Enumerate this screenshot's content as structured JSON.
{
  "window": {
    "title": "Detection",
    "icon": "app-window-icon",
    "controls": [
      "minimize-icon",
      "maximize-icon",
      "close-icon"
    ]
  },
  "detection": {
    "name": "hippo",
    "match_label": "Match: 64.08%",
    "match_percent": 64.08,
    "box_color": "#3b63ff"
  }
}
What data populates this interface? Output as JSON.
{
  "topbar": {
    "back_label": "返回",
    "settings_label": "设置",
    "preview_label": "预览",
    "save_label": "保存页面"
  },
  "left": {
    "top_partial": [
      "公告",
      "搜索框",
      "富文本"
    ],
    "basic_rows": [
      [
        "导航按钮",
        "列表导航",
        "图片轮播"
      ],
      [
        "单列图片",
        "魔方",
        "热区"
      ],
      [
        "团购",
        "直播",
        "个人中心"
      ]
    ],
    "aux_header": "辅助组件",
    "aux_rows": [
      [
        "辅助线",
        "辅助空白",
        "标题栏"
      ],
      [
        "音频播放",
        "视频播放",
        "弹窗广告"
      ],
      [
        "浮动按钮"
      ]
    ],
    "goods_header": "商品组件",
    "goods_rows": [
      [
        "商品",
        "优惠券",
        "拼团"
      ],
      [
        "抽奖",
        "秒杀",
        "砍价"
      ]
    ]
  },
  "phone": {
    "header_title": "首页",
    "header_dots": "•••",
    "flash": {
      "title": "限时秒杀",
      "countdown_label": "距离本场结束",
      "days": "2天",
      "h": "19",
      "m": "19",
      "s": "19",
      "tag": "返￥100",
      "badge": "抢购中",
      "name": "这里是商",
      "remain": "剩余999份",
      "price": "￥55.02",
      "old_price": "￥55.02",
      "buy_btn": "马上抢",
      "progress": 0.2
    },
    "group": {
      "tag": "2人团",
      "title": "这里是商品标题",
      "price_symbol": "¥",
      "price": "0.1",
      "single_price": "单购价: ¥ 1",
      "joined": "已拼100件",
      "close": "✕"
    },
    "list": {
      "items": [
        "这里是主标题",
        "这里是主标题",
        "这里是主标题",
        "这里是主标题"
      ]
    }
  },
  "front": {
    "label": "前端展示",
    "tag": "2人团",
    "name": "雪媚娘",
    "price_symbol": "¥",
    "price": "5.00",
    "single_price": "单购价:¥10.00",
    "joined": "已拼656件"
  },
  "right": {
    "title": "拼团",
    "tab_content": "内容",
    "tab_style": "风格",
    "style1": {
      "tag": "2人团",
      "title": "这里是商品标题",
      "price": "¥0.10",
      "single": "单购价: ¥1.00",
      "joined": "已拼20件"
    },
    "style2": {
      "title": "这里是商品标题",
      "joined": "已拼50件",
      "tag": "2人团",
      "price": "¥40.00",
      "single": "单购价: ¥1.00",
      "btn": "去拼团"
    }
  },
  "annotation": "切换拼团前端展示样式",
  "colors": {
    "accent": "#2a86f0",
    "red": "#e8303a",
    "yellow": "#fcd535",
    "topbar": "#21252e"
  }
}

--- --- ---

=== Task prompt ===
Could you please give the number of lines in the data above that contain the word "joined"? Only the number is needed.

=== Solution to this problem ===
4